───── SOURCE INFORMATION
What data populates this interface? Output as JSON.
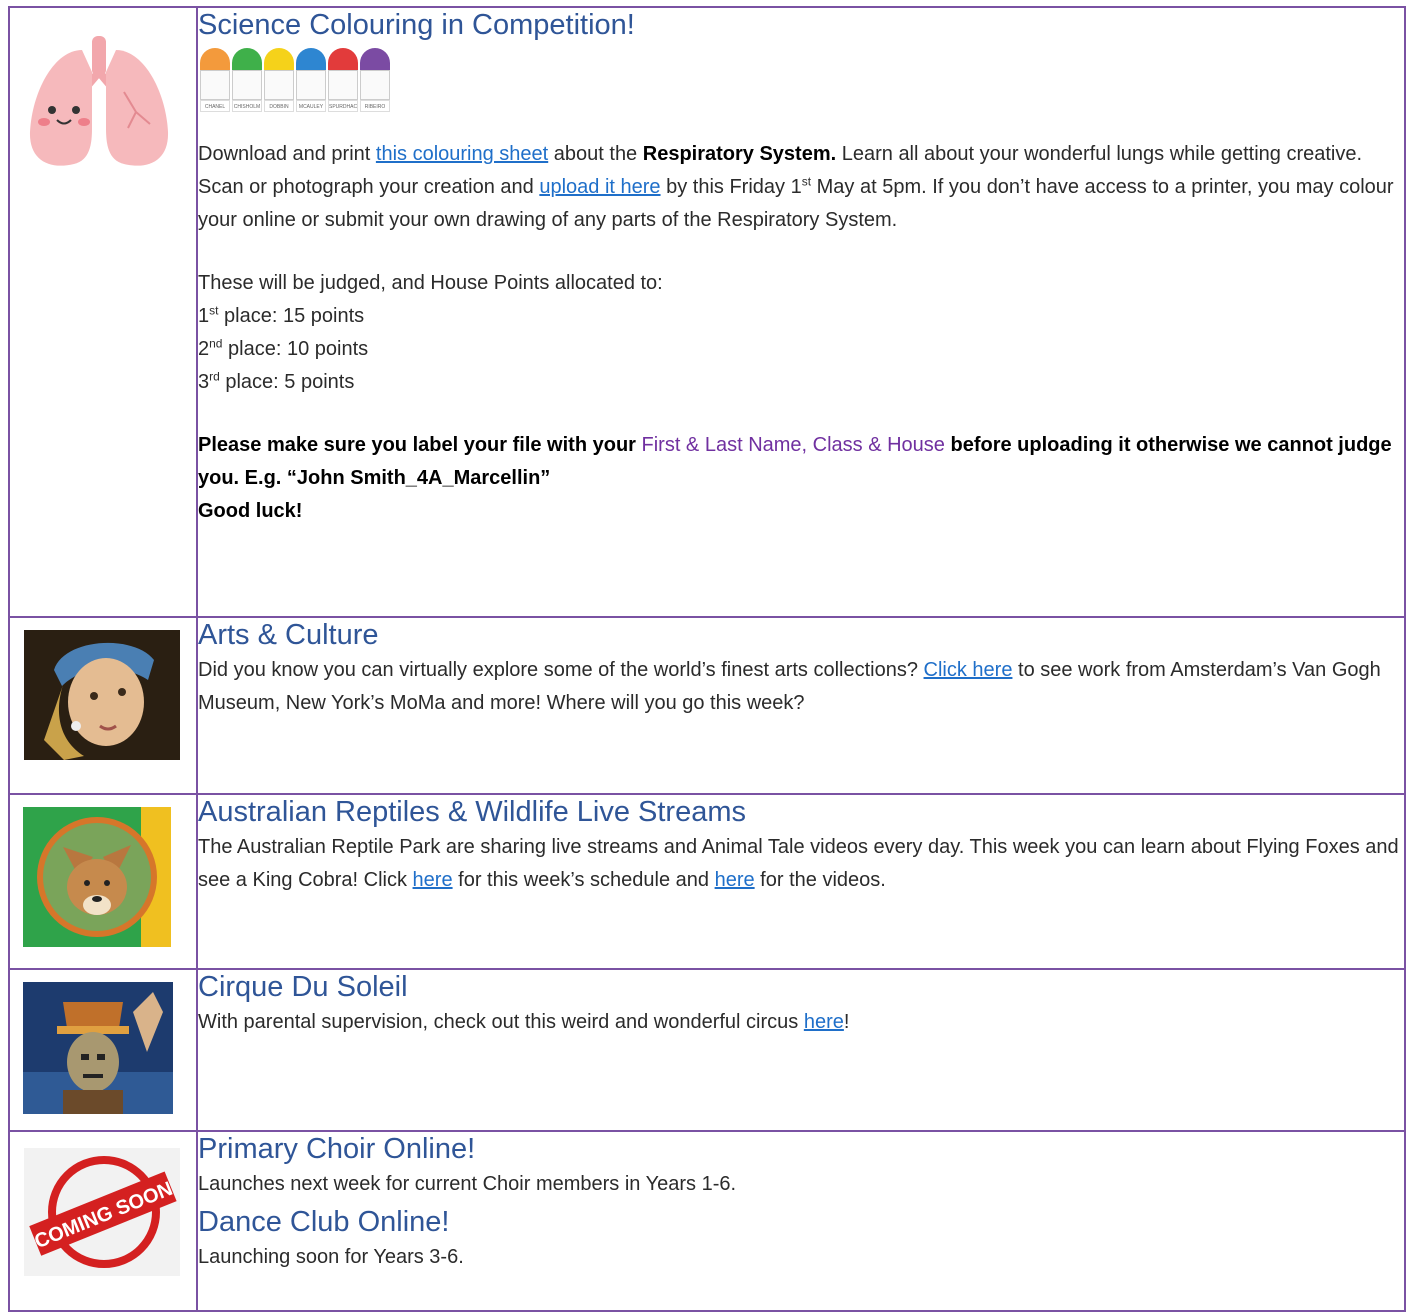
{
  "rows": [
    {
      "image_icon": "lungs-icon",
      "title": "Science Colouring in Competition!",
      "houses": [
        {
          "name": "CHANEL",
          "color": "#f39a3c"
        },
        {
          "name": "CHISHOLM",
          "color": "#3fb04a"
        },
        {
          "name": "DOBBIN",
          "color": "#f5d21a"
        },
        {
          "name": "MCAULEY",
          "color": "#2e86d1"
        },
        {
          "name": "SPURDHACK",
          "color": "#e23b3b"
        },
        {
          "name": "RIBEIRO",
          "color": "#7b4ba3"
        }
      ],
      "para1": {
        "t1": "Download and print ",
        "link1": "this colouring sheet",
        "t2": " about the ",
        "bold1": "Respiratory System.",
        "t3": " Learn all about your wonderful lungs while getting creative. Scan or photograph your creation and ",
        "link2": "upload it here",
        "t4": " by this Friday 1",
        "sup1": "st",
        "t5": " May at 5pm. If you don’t have access to a printer, you may colour your online or submit your own drawing of any parts of the Respiratory System."
      },
      "judged": "These will be judged, and House Points allocated to:",
      "places": [
        {
          "num": "1",
          "sup": "st",
          "text": " place: 15 points"
        },
        {
          "num": "2",
          "sup": "nd",
          "text": " place: 10 points"
        },
        {
          "num": "3",
          "sup": "rd",
          "text": " place: 5 points"
        }
      ],
      "note": {
        "b1": "Please make sure you label your file with your ",
        "purple": "First & Last Name, Class & House",
        "b2": " before uploading it otherwise we cannot judge you. E.g. “John Smith_4A_Marcellin”",
        "b3": "Good luck!"
      }
    },
    {
      "image_icon": "girl-pearl-earring-painting-icon",
      "title": "Arts & Culture",
      "t1": "Did you know you can virtually explore some of the world’s finest arts collections? ",
      "link1": "Click here",
      "t2": " to see work from Amsterdam’s Van Gogh Museum, New York’s MoMa and more! Where will you go this week?"
    },
    {
      "image_icon": "dingo-icon",
      "title": "Australian Reptiles & Wildlife Live Streams",
      "t1": "The Australian Reptile Park are sharing live streams and Animal Tale videos every day. This week you can learn about Flying Foxes and see a King Cobra! Click ",
      "link1": "here",
      "t2": " for this week’s schedule and ",
      "link2": "here",
      "t3": " for the videos."
    },
    {
      "image_icon": "circus-performer-icon",
      "title": "Cirque Du Soleil",
      "t1": "With parental supervision, check out this weird and wonderful circus ",
      "link1": "here",
      "t2": "!"
    },
    {
      "image_icon": "coming-soon-stamp-icon",
      "stamp_text": "COMING SOON",
      "title1": "Primary Choir Online!",
      "text1": "Launches next week for current Choir members in Years 1-6.",
      "title2": "Dance Club Online!",
      "text2": "Launching soon for Years 3-6."
    }
  ],
  "colors": {
    "border": "#7a52a3",
    "title": "#2f5597",
    "link": "#1f6fc9",
    "highlight": "#7030a0"
  }
}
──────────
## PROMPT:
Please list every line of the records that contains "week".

## YOUR SOLUTION:
      "t2": " to see work from Amsterdam’s Van Gogh Museum, New York’s MoMa and more! Where will you go this week?"
      "t1": "The Australian Reptile Park are sharing live streams and Animal Tale videos every day. This week you can learn about Flying Foxes and see a King Cobra! Click ",
      "t2": " for this week’s schedule and ",
      "text1": "Launches next week for current Choir members in Years 1-6.",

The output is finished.